Take two gas turbines - giant, industrial versions of the jet engines that power airliners - and two generators. Add two boilers, a steam turbine and a third generator. Now you have all the ingredients for Deeside Power Station, a station fit for the 21st century that can generate enough electricity for a half a million people.
But as in all recipes, preparation takes time and skill: engineering, commercial, project management and operation expertise is needed to run a sophisticated and complex power station.
In principle, generating electricity is simple. As Michael Faraday demonstrated in 1831, rotate a coil of wire in a magnetic field and you produce electricity. On a larger scale that is what happens in the generators at Deeside Power Station but here the magnetic field is rotated and the coil stays still.
In practice, Deeside Power station is complex because we need to maximise efficiency, to get as much electricity as possible from the fuel that we burn (gas) and to minimise other costs so we generate electricity as cheaply as possible.
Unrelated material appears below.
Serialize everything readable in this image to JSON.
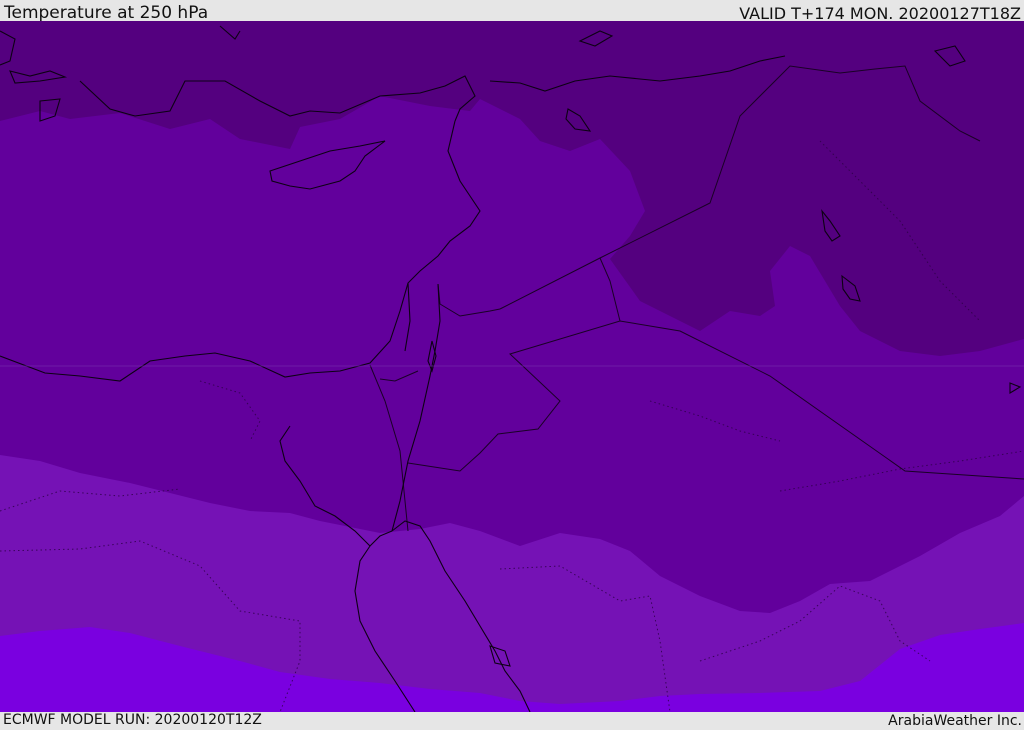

Read more about operations at Deeside Power using the links to the left.